A bacterial bully that takes advantage of two distinct metabolic processes could help streamline the fermentation of foods like yogurt, cheese and even beer and wine.
According to scientists at Rice University and the University of California, Davis (UC Davis), bacteria used widely in fermentation combine two systems not previously known to coexist to acquire the fuel they burn for energy.
Their discovery could advance food and chemical production by enhancing LAB’s metabolic processes with a little electronic encouragement.
To produce ATP, the energy-carrying molecular compound cells need to live, LAB primarily employ fermentation, which produces ATP in the absence of oxygen. But LAB can also access respiration, which depends on oxygen.
“These are two very different things, to the extent that we classify bacteria as basically one or the other,” Ajo-Franklin said. “There are examples of bacteria that can do both, but that’s like saying I can ride a bicycle or I can drive a car. You never do both at the same time.
“What we discovered is a LAB that blends the two, like an organism that’s not warm- or cold-blooded but has features of both,” she said. “That’s the big surprise, because we didn’t know it was possible for an organism to blend these two distinct metabolisms.”
She said that while the common bacteria they studied, Lactiplantibacillus plantarum, depends predominantly on fermentation, “when we put them under particular circumstances where we’re inducing redox stress — providing them with a carbon source that makes it harder to make lactate — they’ve got to do some workarounds. That’s when the new metabolism kicks in.”
The study began with a puzzle: the realization that genes responsible for the electron transfer pathway in mainly respiratory organisms also appear in the LAB genome. “It was like finding the metabolic genes for a snake in a whale,” Ajo-Franklin said. “It didn’t make a lot of sense, and we thought, ‘We’ve got to figure this out.’”
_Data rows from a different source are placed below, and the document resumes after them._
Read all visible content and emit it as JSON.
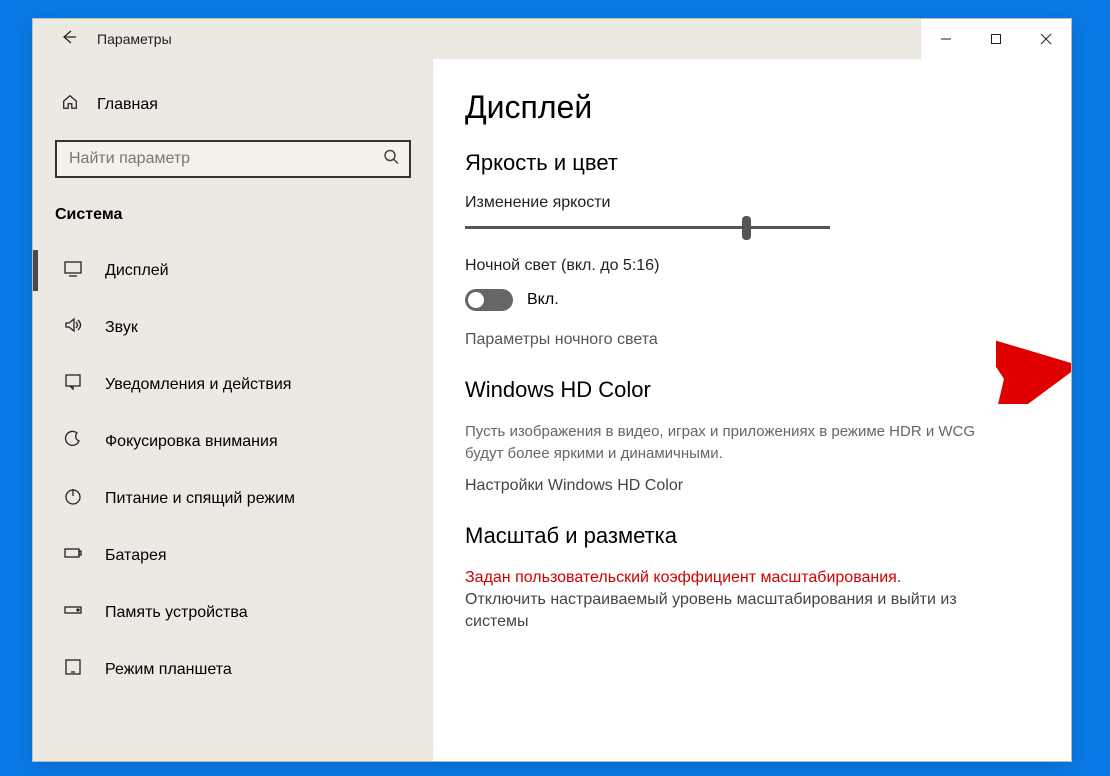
{
  "titlebar": {
    "title": "Параметры"
  },
  "sidebar": {
    "home": "Главная",
    "search_placeholder": "Найти параметр",
    "section": "Система",
    "items": [
      {
        "label": "Дисплей"
      },
      {
        "label": "Звук"
      },
      {
        "label": "Уведомления и действия"
      },
      {
        "label": "Фокусировка внимания"
      },
      {
        "label": "Питание и спящий режим"
      },
      {
        "label": "Батарея"
      },
      {
        "label": "Память устройства"
      },
      {
        "label": "Режим планшета"
      }
    ]
  },
  "main": {
    "heading": "Дисплей",
    "brightness_section": "Яркость и цвет",
    "brightness_label": "Изменение яркости",
    "nightlight_label": "Ночной свет (вкл. до 5:16)",
    "toggle_state": "Вкл.",
    "nightlight_settings": "Параметры ночного света",
    "hdr_heading": "Windows HD Color",
    "hdr_desc": "Пусть изображения в видео, играх и приложениях в режиме HDR и WCG будут более яркими и динамичными.",
    "hdr_link": "Настройки Windows HD Color",
    "scale_heading": "Масштаб и разметка",
    "scale_warning": "Задан пользовательский коэффициент масштабирования.",
    "scale_action": "Отключить настраиваемый уровень масштабирования и выйти из системы"
  }
}
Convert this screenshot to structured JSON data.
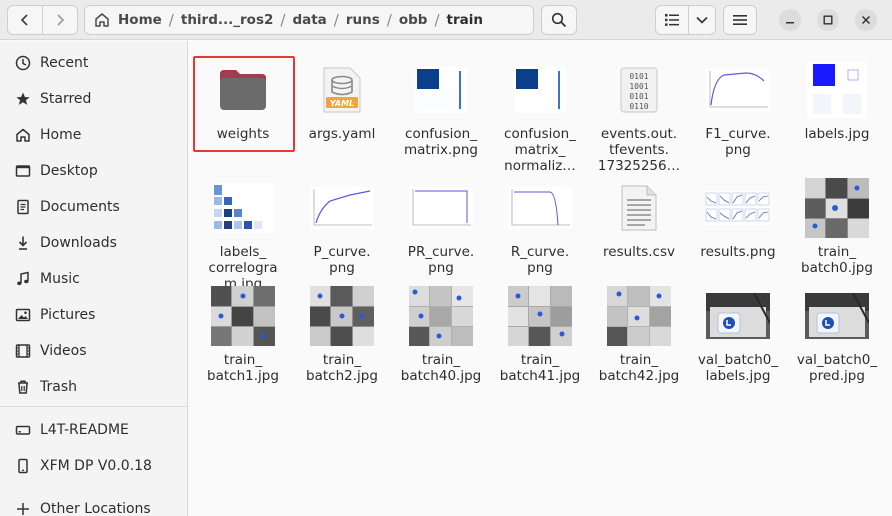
{
  "header": {
    "breadcrumbs": [
      "Home",
      "third..._ros2",
      "data",
      "runs",
      "obb",
      "train"
    ],
    "separator": "/"
  },
  "icons": {
    "back": "chevron-left-icon",
    "forward": "chevron-right-icon",
    "home": "home-icon",
    "path_menu": "vertical-dots-icon",
    "search": "search-icon",
    "view": "list-view-icon",
    "view_dropdown": "chevron-down-icon",
    "menu": "hamburger-menu-icon",
    "minimize": "minimize-icon",
    "maximize": "maximize-icon",
    "close": "close-icon"
  },
  "sidebar": {
    "items": [
      {
        "label": "Recent",
        "icon": "clock-icon"
      },
      {
        "label": "Starred",
        "icon": "star-icon"
      },
      {
        "label": "Home",
        "icon": "home-icon"
      },
      {
        "label": "Desktop",
        "icon": "desktop-icon"
      },
      {
        "label": "Documents",
        "icon": "document-icon"
      },
      {
        "label": "Downloads",
        "icon": "download-icon"
      },
      {
        "label": "Music",
        "icon": "music-icon"
      },
      {
        "label": "Pictures",
        "icon": "pictures-icon"
      },
      {
        "label": "Videos",
        "icon": "video-icon"
      },
      {
        "label": "Trash",
        "icon": "trash-icon"
      }
    ],
    "devices": [
      {
        "label": "L4T-README",
        "icon": "drive-icon"
      },
      {
        "label": "XFM DP V0.0.18",
        "icon": "phone-icon"
      },
      {
        "label": "Other Locations",
        "icon": "plus-icon"
      }
    ]
  },
  "files": [
    {
      "name": "weights",
      "kind": "folder"
    },
    {
      "name": "args.yaml",
      "kind": "yaml"
    },
    {
      "name": "confusion_\nmatrix.png",
      "kind": "matrix"
    },
    {
      "name": "confusion_\nmatrix_\nnormaliz…",
      "kind": "matrix"
    },
    {
      "name": "events.out.\ntfevents.\n17325256…",
      "kind": "binary"
    },
    {
      "name": "F1_curve.\npng",
      "kind": "curve"
    },
    {
      "name": "labels.jpg",
      "kind": "labels"
    },
    {
      "name": "labels_\ncorrelogra\nm.jpg",
      "kind": "correlogram"
    },
    {
      "name": "P_curve.\npng",
      "kind": "curve"
    },
    {
      "name": "PR_curve.\npng",
      "kind": "flatcurve"
    },
    {
      "name": "R_curve.\npng",
      "kind": "flatcurve"
    },
    {
      "name": "results.csv",
      "kind": "text"
    },
    {
      "name": "results.png",
      "kind": "results"
    },
    {
      "name": "train_\nbatch0.jpg",
      "kind": "photo"
    },
    {
      "name": "train_\nbatch1.jpg",
      "kind": "photo"
    },
    {
      "name": "train_\nbatch2.jpg",
      "kind": "photo"
    },
    {
      "name": "train_\nbatch40.jpg",
      "kind": "photo"
    },
    {
      "name": "train_\nbatch41.jpg",
      "kind": "photo"
    },
    {
      "name": "train_\nbatch42.jpg",
      "kind": "photo"
    },
    {
      "name": "val_batch0_\nlabels.jpg",
      "kind": "valphoto"
    },
    {
      "name": "val_batch0_\npred.jpg",
      "kind": "valphoto"
    }
  ],
  "yaml_badge": "YAML",
  "binary_glyph": [
    "0101",
    "1001",
    "0101",
    "0110"
  ],
  "colors": {
    "accent_selection": "#e53935",
    "folder": "#6b6b6b",
    "folder_tab": "#a33c4f",
    "matrix_blue": "#0b3f8c"
  }
}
While the Davis lab studied the genome, the Rice lab carried out fermentation experiments on kale.
“It wasn’t our first choice,” said Rice alumna and co-lead author Sara Tejedor-Sanz, now a senior scientific engineer in the Advanced Biofuels and Bioproducts Process Development Unit at Lawrence Berkeley National Lab.
“We performed some initial experiments with cabbage, since that’s a known fermented food — sauerkraut and kimchee — in which lactic acid bacteria are present,” she said. “But there were technical difficulties and it didn’t turn out so well. So we looked for another food to ferment where LAB could be found in its ecological niches.
“Kale has compounds like vitamins and quinones that lactic acid bacteria use as cofactors in their metabolism, and are also involved in interacting with the electrodes,” she said. “We also found fermenting kale to make juice was a trend. It sounded perfect for our biochemical reactors.”
The study showed LAB enhance their metabolism through a flavin-based extracellular electron transfer pathway, aka FLEET, that expresses two genes (ndh-2 and pp1A) associated with iron reduction, a step in the process of stripping and incorporating electrons into ATP.
Because LAB’s genome has evolved to be small, thus requiring less energy to maintain, the wide conservation of FLEET must serve a purpose, Ajo-Franklin said.
“Our hypothesis is this helps bacteria get established in new environments,” she said. “It’s a way to kick-start their metabolisms and outcompete their neighbors by changing the environment to be more acidic. It’s being a bully.”
That the FLEET pathway can be triggered with electrodes offers many possibilities, including minimizing food waste, she said. “We found we can use the hybrid metabolism in food fermentation,” Ajo-Franklin said. “Now we have a way to change how food may taste and avoid failed food fermentations by using electronics.”
“We may also find that this blended metabolism has benefits in other habitats, such as the digestive tract,” Marco said. “The ability to manipulate it could improve gut health.”
Ajo-Franklin noted LAB are commonly found in the microbiomes of many organisms, including humans. “You can already buy it in health food stores as a probiotic,” she said. “The human gut is an anaerobic environment, so LAB have to keep a redox balance. If it oxidizes carbon to gain energy, it has to figure out a way to reduce carbon somewhere else.
“Now we think if we provide another electron donor or acceptor, we could promote the growth of positive bacteria over negative bacteria.”
UC Davis graduate student Eric Stevens is co-lead author of the study. Co-authors are Rice graduate student Siliang Li; graduate students Peter Finnegan and James Nelson, and Andre Knoesen, a professor of electrical and computer engineering, at UC Davis; and Samuel Light, the Neubauer Family Assistant Professor of Microbiology at the University of Chicago. Ajo-Franklin is a professor of biosciences and a CPRIT Scholar. Marco is a professor of food science and technology.
The National Science Foundation (1650042), Office of Naval Research (0001418IP00037), the Department of Energy Office of Basic Energy Sciences (DE-AC02-05CH11231) and a Rodgers University fellowship supported the research.